<<<<

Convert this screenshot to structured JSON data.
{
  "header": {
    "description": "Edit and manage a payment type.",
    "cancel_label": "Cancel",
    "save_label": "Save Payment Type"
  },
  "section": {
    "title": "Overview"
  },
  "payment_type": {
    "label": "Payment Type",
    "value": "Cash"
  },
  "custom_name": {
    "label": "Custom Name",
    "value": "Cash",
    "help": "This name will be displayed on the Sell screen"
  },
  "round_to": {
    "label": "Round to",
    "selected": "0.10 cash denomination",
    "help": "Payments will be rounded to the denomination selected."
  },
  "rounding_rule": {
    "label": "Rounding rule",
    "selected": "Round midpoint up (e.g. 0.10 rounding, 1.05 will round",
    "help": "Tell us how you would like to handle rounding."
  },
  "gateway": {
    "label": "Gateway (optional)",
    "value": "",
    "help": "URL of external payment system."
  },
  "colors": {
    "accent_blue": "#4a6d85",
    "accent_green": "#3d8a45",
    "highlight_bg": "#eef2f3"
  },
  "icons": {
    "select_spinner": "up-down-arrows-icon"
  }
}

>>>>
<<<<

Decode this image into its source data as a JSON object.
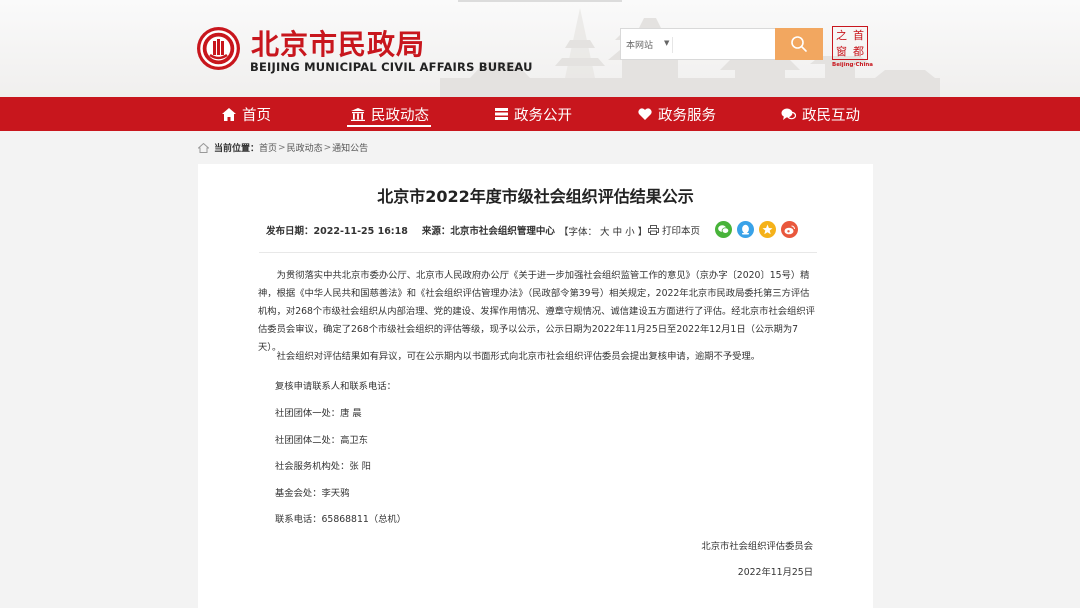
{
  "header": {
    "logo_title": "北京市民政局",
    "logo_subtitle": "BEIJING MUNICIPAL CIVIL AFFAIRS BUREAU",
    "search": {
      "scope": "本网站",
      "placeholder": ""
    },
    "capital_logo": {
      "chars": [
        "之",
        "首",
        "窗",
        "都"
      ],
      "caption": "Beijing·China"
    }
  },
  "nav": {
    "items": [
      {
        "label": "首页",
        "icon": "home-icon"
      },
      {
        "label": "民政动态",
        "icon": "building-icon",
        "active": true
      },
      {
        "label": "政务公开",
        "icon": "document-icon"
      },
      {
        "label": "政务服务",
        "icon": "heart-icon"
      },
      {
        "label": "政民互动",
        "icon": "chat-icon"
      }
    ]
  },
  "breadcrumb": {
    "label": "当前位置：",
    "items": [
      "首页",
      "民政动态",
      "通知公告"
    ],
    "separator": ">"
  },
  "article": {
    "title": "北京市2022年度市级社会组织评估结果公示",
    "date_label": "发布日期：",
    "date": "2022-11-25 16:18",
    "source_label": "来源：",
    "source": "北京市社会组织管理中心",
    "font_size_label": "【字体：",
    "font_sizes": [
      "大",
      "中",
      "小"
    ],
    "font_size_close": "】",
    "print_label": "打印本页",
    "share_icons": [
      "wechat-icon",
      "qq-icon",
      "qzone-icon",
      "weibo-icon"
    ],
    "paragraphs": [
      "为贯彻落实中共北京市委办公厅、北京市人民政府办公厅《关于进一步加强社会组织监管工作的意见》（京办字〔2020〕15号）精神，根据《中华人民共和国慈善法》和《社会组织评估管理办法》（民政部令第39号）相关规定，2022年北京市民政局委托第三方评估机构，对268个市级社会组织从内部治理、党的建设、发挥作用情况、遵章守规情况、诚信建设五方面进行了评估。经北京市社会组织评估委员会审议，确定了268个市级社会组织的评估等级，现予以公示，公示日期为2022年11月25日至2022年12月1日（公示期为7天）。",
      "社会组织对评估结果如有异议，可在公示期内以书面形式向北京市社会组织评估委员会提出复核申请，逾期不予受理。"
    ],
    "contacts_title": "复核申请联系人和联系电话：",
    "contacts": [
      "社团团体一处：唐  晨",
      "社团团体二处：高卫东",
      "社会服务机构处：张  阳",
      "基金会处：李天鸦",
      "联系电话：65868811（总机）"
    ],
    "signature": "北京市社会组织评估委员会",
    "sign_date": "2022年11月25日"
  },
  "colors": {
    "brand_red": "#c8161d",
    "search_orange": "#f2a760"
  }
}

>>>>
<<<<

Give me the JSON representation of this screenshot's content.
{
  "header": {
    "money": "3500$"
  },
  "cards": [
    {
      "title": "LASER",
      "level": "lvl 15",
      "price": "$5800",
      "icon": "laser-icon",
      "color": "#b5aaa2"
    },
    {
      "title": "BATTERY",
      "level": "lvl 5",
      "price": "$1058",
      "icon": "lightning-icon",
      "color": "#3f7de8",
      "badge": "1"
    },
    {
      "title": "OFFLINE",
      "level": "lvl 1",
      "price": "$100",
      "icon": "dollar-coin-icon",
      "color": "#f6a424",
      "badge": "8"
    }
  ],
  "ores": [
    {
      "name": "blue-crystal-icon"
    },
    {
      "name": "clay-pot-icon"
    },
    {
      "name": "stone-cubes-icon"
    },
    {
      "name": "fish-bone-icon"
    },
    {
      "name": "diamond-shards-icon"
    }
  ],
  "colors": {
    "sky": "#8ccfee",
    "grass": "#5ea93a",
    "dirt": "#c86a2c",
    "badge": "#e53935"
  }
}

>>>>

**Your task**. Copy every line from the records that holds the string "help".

**Solution for this problem**.
    "help": "This name will be displayed on the Sell screen"
    "help": "Payments will be rounded to the denomination selected."
    "help": "Tell us how you would like to handle rounding."
    "help": "URL of external payment system."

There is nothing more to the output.